[Records drawn from a dataset]
---+---
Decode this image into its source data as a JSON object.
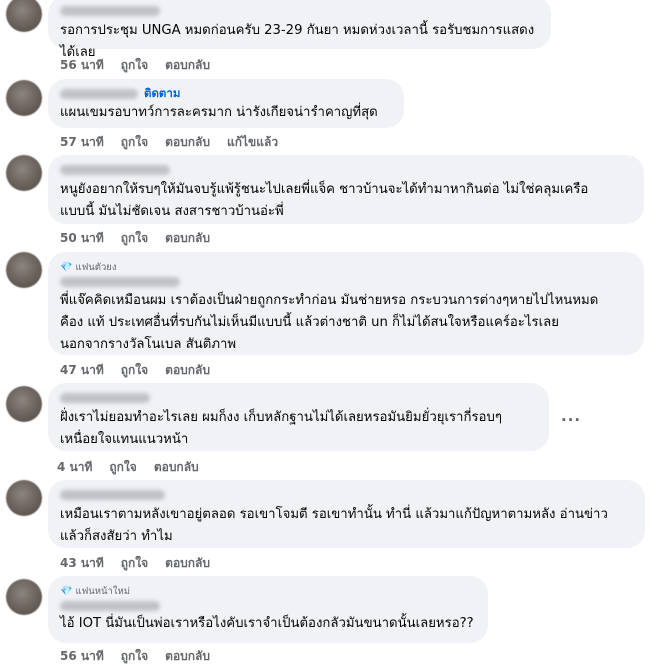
{
  "comments": [
    {
      "text": "รอการประชุม UNGA หมดก่อนครับ 23-29 กันยา หมดห่วงเวลานี้ รอรับชมการแสดงได้เลย",
      "time": "56 นาที",
      "like": "ถูกใจ",
      "reply": "ตอบกลับ"
    },
    {
      "follow": "ติดตาม",
      "text": "แผนเขมรอบาทว์การละครมาก น่ารังเกียจน่ารำคาญที่สุด",
      "time": "57 นาที",
      "like": "ถูกใจ",
      "reply": "ตอบกลับ",
      "edited": "แก้ไขแล้ว"
    },
    {
      "text": "หนูยังอยากให้รบๆให้มันจบรู้แพ้รู้ชนะไปเลยพี่แจ็ค ชาวบ้านจะได้ทำมาหากินต่อ ไม่ใช่คลุมเครือ\nแบบนี้ มันไม่ชัดเจน สงสารชาวบ้านอ่ะพี่",
      "time": "50 นาที",
      "like": "ถูกใจ",
      "reply": "ตอบกลับ"
    },
    {
      "badge": "แฟนตัวยง",
      "text": "พี่แจ๊คคิดเหมือนผม เราต้องเป็นฝ่ายถูกกระทำก่อน มันช่ายหรอ กระบวนการต่างๆหายไปไหนหมด\nคือง แท้ ประเทศอื่นที่รบกันไม่เห็นมีแบบนี้ แล้วต่างชาติ un ก็ไม่ได้สนใจหรือแคร์อะไรเลย\nนอกจากรางวัลโนเบล สันติภาพ",
      "time": "47 นาที",
      "like": "ถูกใจ",
      "reply": "ตอบกลับ"
    },
    {
      "text": "ฝั่งเราไม่ยอมทำอะไรเลย ผมก็งง เก็บหลักฐานไม่ได้เลยหรอมันยิมยั่วยุเรากี่รอบๆ\nเหนื่อยใจแทนแนวหน้า",
      "time": "4 นาที",
      "like": "ถูกใจ",
      "reply": "ตอบกลับ",
      "more": "···"
    },
    {
      "text": "เหมือนเราตามหลังเขาอยู่ตลอด รอเขาโจมตี รอเขาทำนั้น ทำนี่ แล้วมาแก้ปัญหาตามหลัง อ่านข่าว\nแล้วก็สงสัยว่า ทำไม",
      "time": "43 นาที",
      "like": "ถูกใจ",
      "reply": "ตอบกลับ"
    },
    {
      "badge": "แฟนหน้าใหม่",
      "text": "ไอ้ IOT นี่มันเป็นพ่อเราหรือไงคับเราจำเป็นต้องกลัวมันขนาดนั้นเลยหรอ??",
      "time": "56 นาที",
      "like": "ถูกใจ",
      "reply": "ตอบกลับ"
    }
  ]
}
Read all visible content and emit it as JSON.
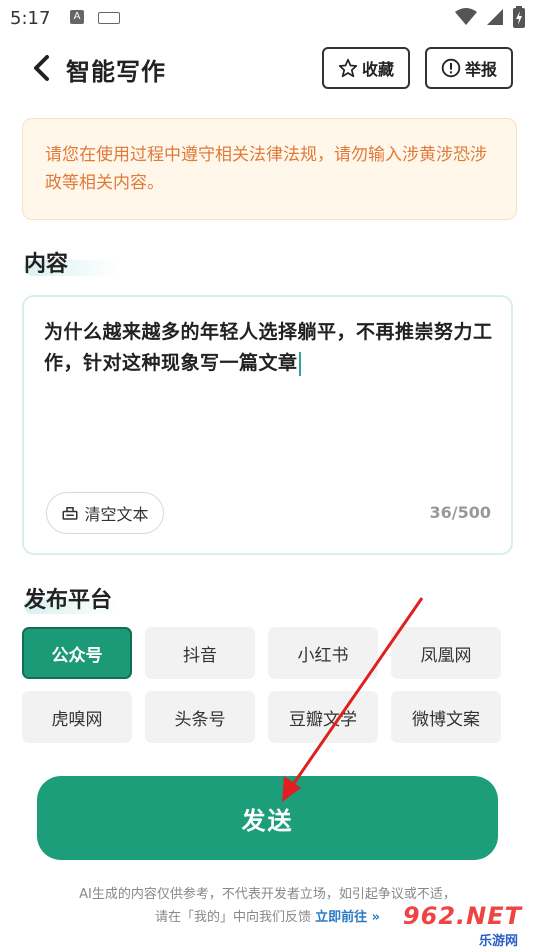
{
  "status_bar": {
    "time": "5:17",
    "a_icon_letter": "A"
  },
  "header": {
    "title": "智能写作",
    "favorite_label": "收藏",
    "report_label": "举报"
  },
  "notice": {
    "text": "请您在使用过程中遵守相关法律法规，请勿输入涉黄涉恐涉政等相关内容。"
  },
  "content_section": {
    "title": "内容",
    "text": "为什么越来越多的年轻人选择躺平，不再推崇努力工作，针对这种现象写一篇文章",
    "clear_label": "清空文本",
    "char_count": "36/500"
  },
  "platform_section": {
    "title": "发布平台",
    "platforms": [
      {
        "label": "公众号",
        "selected": true
      },
      {
        "label": "抖音",
        "selected": false
      },
      {
        "label": "小红书",
        "selected": false
      },
      {
        "label": "凤凰网",
        "selected": false
      },
      {
        "label": "虎嗅网",
        "selected": false
      },
      {
        "label": "头条号",
        "selected": false
      },
      {
        "label": "豆瓣文学",
        "selected": false
      },
      {
        "label": "微博文案",
        "selected": false
      }
    ]
  },
  "send_button": {
    "label": "发送"
  },
  "footer": {
    "line1": "AI生成的内容仅供参考，不代表开发者立场，如引起争议或不适，",
    "line2_prefix": "请在「我的」中向我们反馈",
    "link_label": "立即前往",
    "link_arrow": "»"
  },
  "watermark": {
    "top": "962.NET",
    "bottom": "乐游网"
  },
  "colors": {
    "accent": "#1c9e7b",
    "notice_text": "#e07a3a",
    "notice_bg": "#fff7ea",
    "link": "#2a7ac4",
    "arrow": "#e02020"
  },
  "icons": {
    "back": "chevron-left-icon",
    "favorite": "star-icon",
    "report": "exclamation-circle-icon",
    "clear": "eraser-icon"
  }
}
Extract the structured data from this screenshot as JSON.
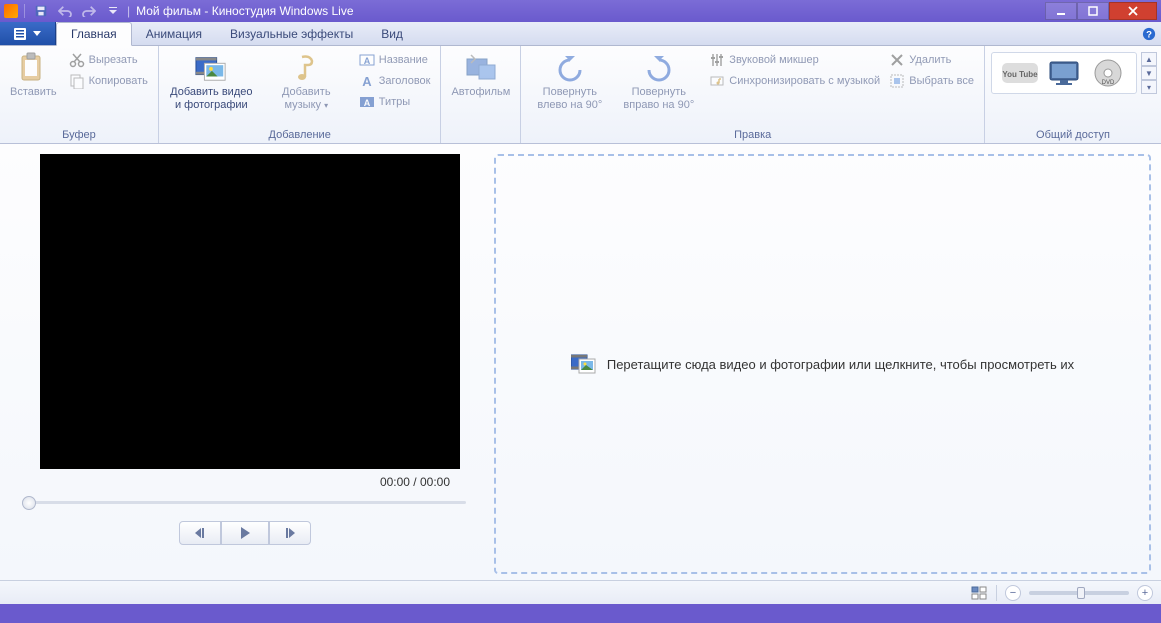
{
  "title": "Мой фильм - Киностудия Windows Live",
  "tabs": {
    "home": "Главная",
    "animation": "Анимация",
    "effects": "Визуальные эффекты",
    "view": "Вид"
  },
  "groups": {
    "clipboard": {
      "label": "Буфер",
      "paste": "Вставить",
      "cut": "Вырезать",
      "copy": "Копировать"
    },
    "add": {
      "label": "Добавление",
      "add_media": "Добавить видео и фотографии",
      "add_music": "Добавить музыку",
      "title": "Название",
      "caption": "Заголовок",
      "credits": "Титры"
    },
    "automovie": {
      "label": "Автофильм"
    },
    "edit": {
      "label": "Правка",
      "rotate_left": "Повернуть влево на 90°",
      "rotate_right": "Повернуть вправо на 90°",
      "audio_mixer": "Звуковой микшер",
      "sync_music": "Синхронизировать с музыкой",
      "delete": "Удалить",
      "select_all": "Выбрать все"
    },
    "share": {
      "label": "Общий доступ"
    }
  },
  "preview": {
    "time": "00:00 / 00:00"
  },
  "timeline": {
    "drop_hint": "Перетащите сюда видео и фотографии или щелкните, чтобы просмотреть их"
  }
}
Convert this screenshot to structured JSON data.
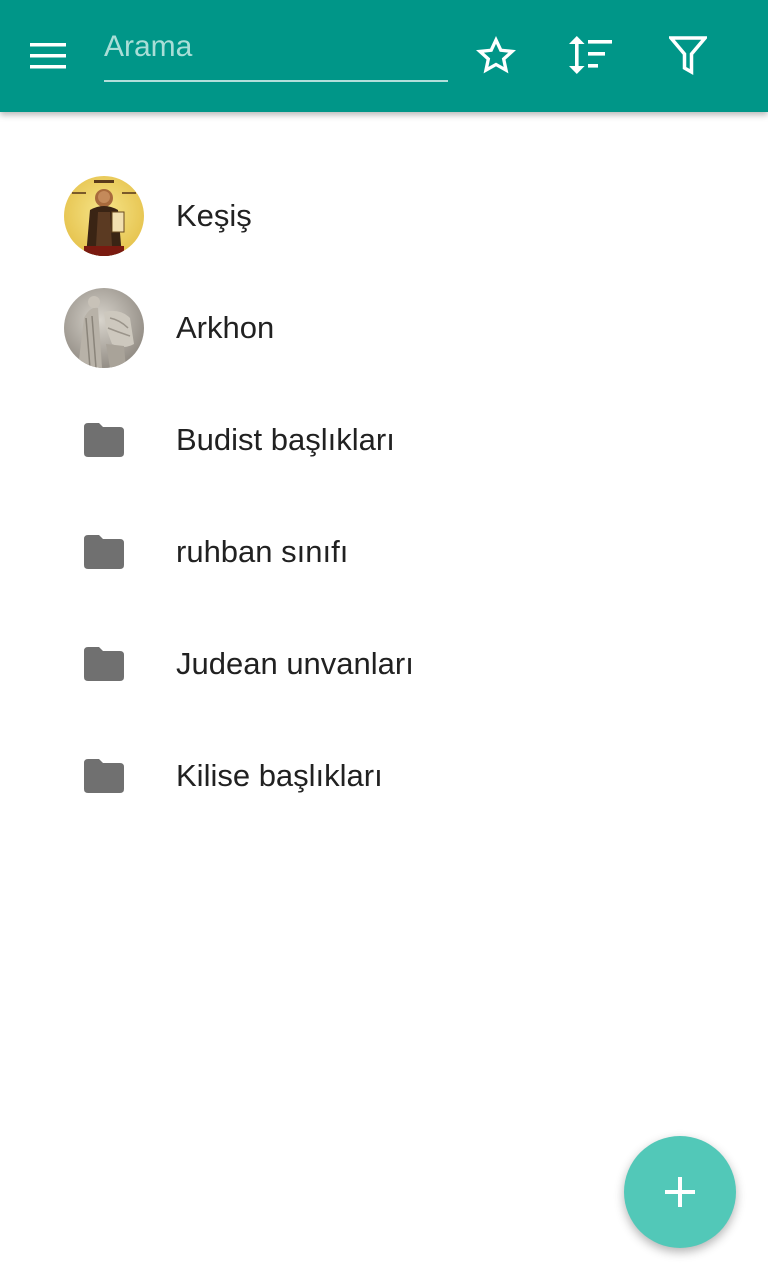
{
  "toolbar": {
    "background_color": "#009688",
    "menu_icon": "menu-icon",
    "search": {
      "placeholder": "Arama",
      "value": ""
    },
    "favorites_icon": "star-outline-icon",
    "sort_icon": "sort-icon",
    "filter_icon": "filter-icon"
  },
  "list": {
    "items": [
      {
        "label": "Keşiş",
        "type": "image",
        "icon": "monk-portrait-avatar"
      },
      {
        "label": "Arkhon",
        "type": "image",
        "icon": "archon-relief-avatar"
      },
      {
        "label": "Budist başlıkları",
        "type": "folder",
        "icon": "folder-icon"
      },
      {
        "label": "ruhban sınıfı",
        "type": "folder",
        "icon": "folder-icon"
      },
      {
        "label": "Judean unvanları",
        "type": "folder",
        "icon": "folder-icon"
      },
      {
        "label": "Kilise başlıkları",
        "type": "folder",
        "icon": "folder-icon"
      }
    ]
  },
  "fab": {
    "icon": "plus-icon",
    "color": "#52c8b8"
  }
}
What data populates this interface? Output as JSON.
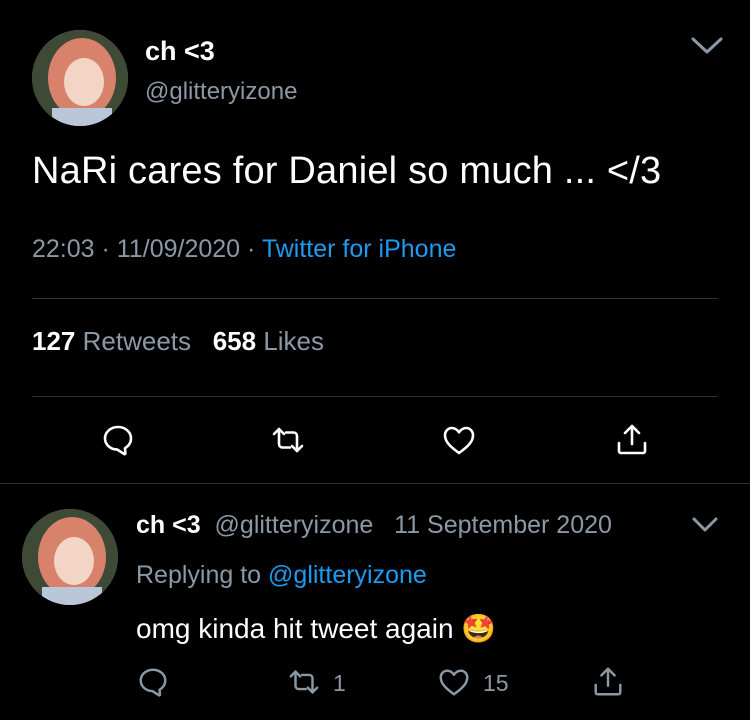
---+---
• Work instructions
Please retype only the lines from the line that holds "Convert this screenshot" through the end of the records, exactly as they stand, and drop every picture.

• Response area
Convert this screenshot to structured JSON data.
{
  "toolbar": {
    "background_color": "#009688",
    "menu_icon": "menu-icon",
    "search": {
      "placeholder": "Arama",
      "value": ""
    },
    "favorites_icon": "star-outline-icon",
    "sort_icon": "sort-icon",
    "filter_icon": "filter-icon"
  },
  "list": {
    "items": [
      {
        "label": "Keşiş",
        "type": "image",
        "icon": "monk-portrait-avatar"
      },
      {
        "label": "Arkhon",
        "type": "image",
        "icon": "archon-relief-avatar"
      },
      {
        "label": "Budist başlıkları",
        "type": "folder",
        "icon": "folder-icon"
      },
      {
        "label": "ruhban sınıfı",
        "type": "folder",
        "icon": "folder-icon"
      },
      {
        "label": "Judean unvanları",
        "type": "folder",
        "icon": "folder-icon"
      },
      {
        "label": "Kilise başlıkları",
        "type": "folder",
        "icon": "folder-icon"
      }
    ]
  },
  "fab": {
    "icon": "plus-icon",
    "color": "#52c8b8"
  }
}
What data populates this interface? Output as JSON.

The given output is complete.